The fact that it's not a bare, or 'empty' cross, but has even a stylised Christ hanging on it might pose some problems for some of my parishioners (as in the Uniting Church, and most Protestant churches, it is not our tradition to use a 'crucifix', depicting the body of Christ hanging on the cross, but rather an empty cross, symbolising the fact that "he's not here, he is risen"), but I guess the best thing to do is see what happens. It is a beautifully evocative work of art, and I think introducing it at Easter time could be a good move.
More detail of the metal sculpture

After the purchase, Martin became my 'cross-bearer', carrying said item as we made our way up the street to the car. We discovered that carrying a large cross up the main street of a country town is a great conversation starter (funny that!).
The price tag on the cross was significantly more than the total Martin had spent on his purchases during the morning, so we agreed that I 'won' the prize for propping up the rural economy the most that day.

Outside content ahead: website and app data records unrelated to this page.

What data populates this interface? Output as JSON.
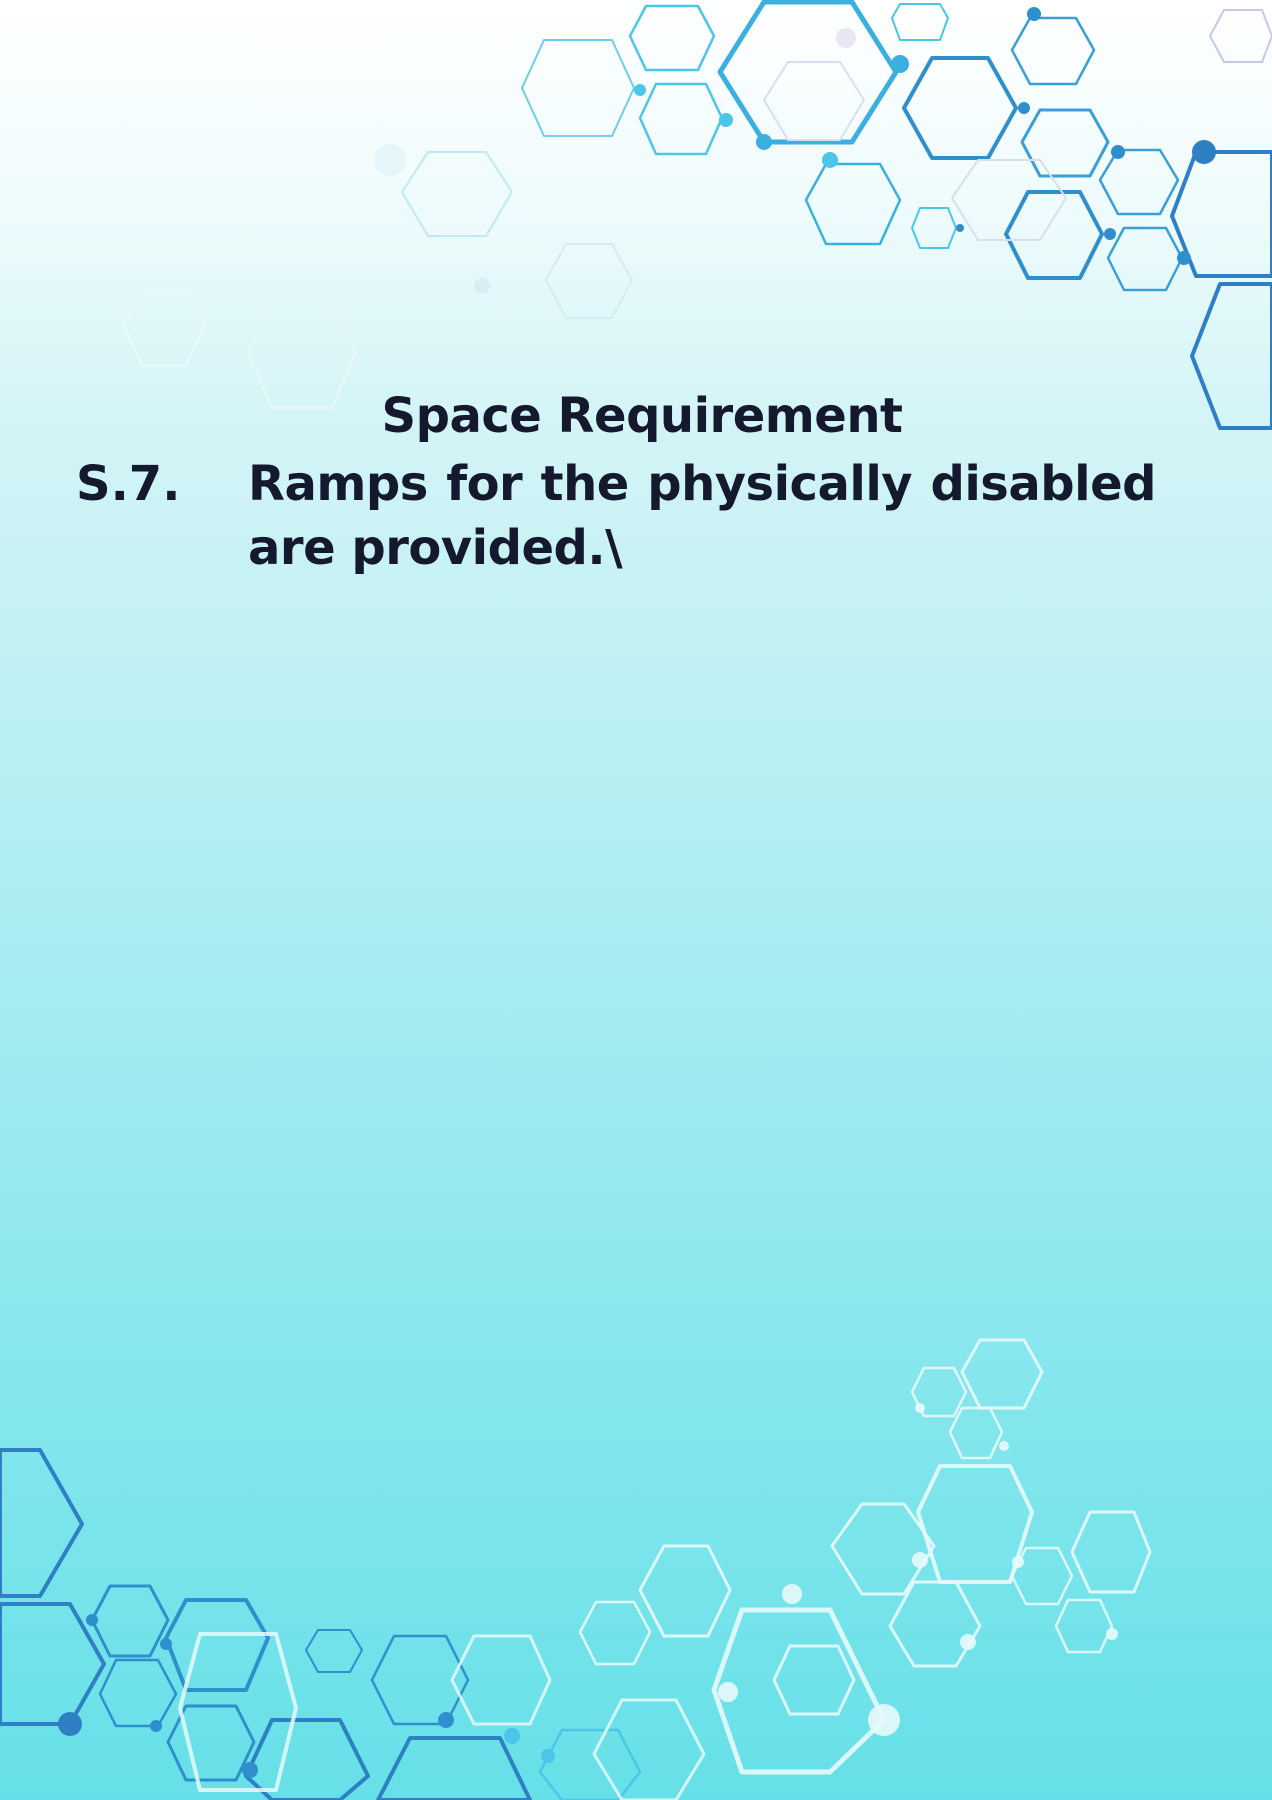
{
  "document": {
    "heading": "Space Requirement",
    "items": [
      {
        "number": "S.7.",
        "text": "Ramps for the physically disabled are provided.\\"
      }
    ]
  },
  "theme": {
    "text_color": "#14192e",
    "accent_blue": "#2a8fd4",
    "accent_cyan": "#4cc6e8"
  }
}
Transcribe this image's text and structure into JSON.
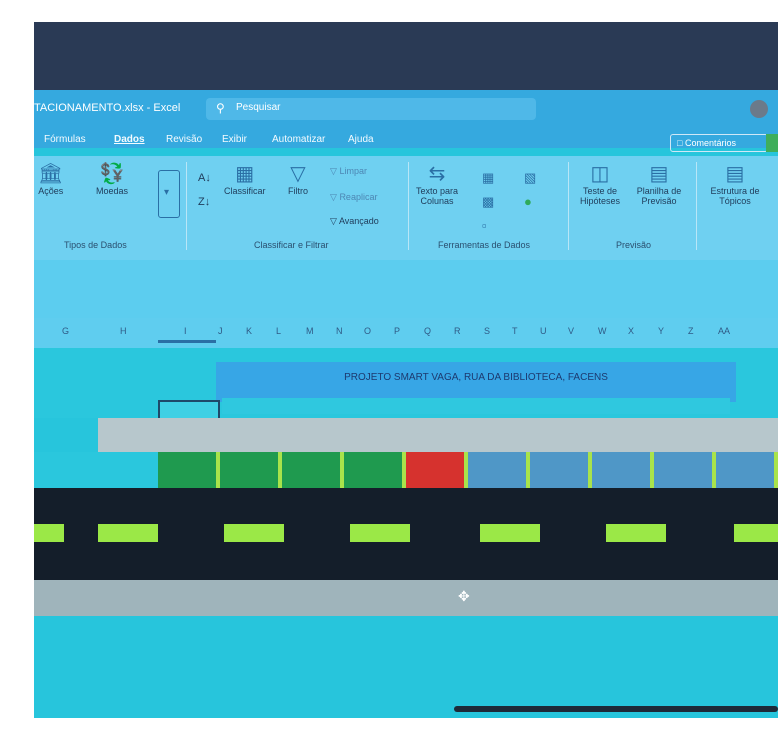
{
  "window": {
    "doc_title": "TACIONAMENTO.xlsx - Excel",
    "search_placeholder": "Pesquisar"
  },
  "tabs": [
    {
      "label": "Fórmulas",
      "active": false
    },
    {
      "label": "Dados",
      "active": true
    },
    {
      "label": "Revisão",
      "active": false
    },
    {
      "label": "Exibir",
      "active": false
    },
    {
      "label": "Automatizar",
      "active": false
    },
    {
      "label": "Ajuda",
      "active": false
    }
  ],
  "comments_label": "Comentários",
  "ribbon": {
    "buttons": [
      {
        "label": "Ações",
        "icon": "stocks-icon"
      },
      {
        "label": "Moedas",
        "icon": "currencies-icon"
      },
      {
        "label": "Classificar",
        "icon": "sort-icon"
      },
      {
        "label": "Filtro",
        "icon": "filter-icon"
      },
      {
        "label": "Limpar",
        "icon": "clear-filter-icon"
      },
      {
        "label": "Reaplicar",
        "icon": "reapply-icon"
      },
      {
        "label": "Avançado",
        "icon": "advanced-filter-icon"
      },
      {
        "label": "Texto para Colunas",
        "icon": "text-to-columns-icon"
      },
      {
        "label": "Teste de Hipóteses",
        "icon": "what-if-icon"
      },
      {
        "label": "Planilha de Previsão",
        "icon": "forecast-sheet-icon"
      },
      {
        "label": "Estrutura de Tópicos",
        "icon": "outline-icon"
      }
    ],
    "groups": [
      "Tipos de Dados",
      "Classificar e Filtrar",
      "Ferramentas de Dados",
      "Previsão"
    ]
  },
  "columns": [
    "G",
    "H",
    "I",
    "J",
    "K",
    "L",
    "M",
    "N",
    "O",
    "P",
    "Q",
    "R",
    "S",
    "T",
    "U",
    "V",
    "W",
    "X",
    "Y",
    "Z",
    "AA"
  ],
  "sheet": {
    "banner_text": "PROJETO SMART VAGA, RUA DA BIBLIOTECA, FACENS"
  },
  "parking_slots": [
    {
      "status": "free",
      "color": "#1f9a4f"
    },
    {
      "status": "free",
      "color": "#1f9a4f"
    },
    {
      "status": "free",
      "color": "#1f9a4f"
    },
    {
      "status": "free",
      "color": "#1f9a4f"
    },
    {
      "status": "occupied",
      "color": "#d6322e"
    },
    {
      "status": "unknown",
      "color": "#4f97c7"
    },
    {
      "status": "unknown",
      "color": "#4f97c7"
    },
    {
      "status": "unknown",
      "color": "#4f97c7"
    },
    {
      "status": "unknown",
      "color": "#4f97c7"
    },
    {
      "status": "unknown",
      "color": "#4f97c7"
    }
  ],
  "colors": {
    "divider": "#a9e34b",
    "road": "#141e2a",
    "lane_marking": "#9be847"
  }
}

So we took our purchases home to Myrtleford, where I packed the eski with a picnic lunch (and of course, some lovely Gapsted Moscato) and we headed for Buffalo River Dam. The weather was perfect for a picnic, and we found a picnic table in the shade and enjoyed our lunch, with a luscious view of the lake and its serene surrounds. We had packed a lot into the day, and it would have been wonderful to stretch out on the grass and have a snooze in the shade for an hour or so, but Martin needed to head home, and I needed to head to Wangaratta to pick up my next house guest, Barbara, from Tassie.
The blissful scenery of Buffalo River Dam
(oh, and Martin in the foreground! :-)

So all in all, it was a fabulous day, and despite being full of activity, was very refreshing and relaxing. Have I mentioned recently how much I love living here in the north east? :-)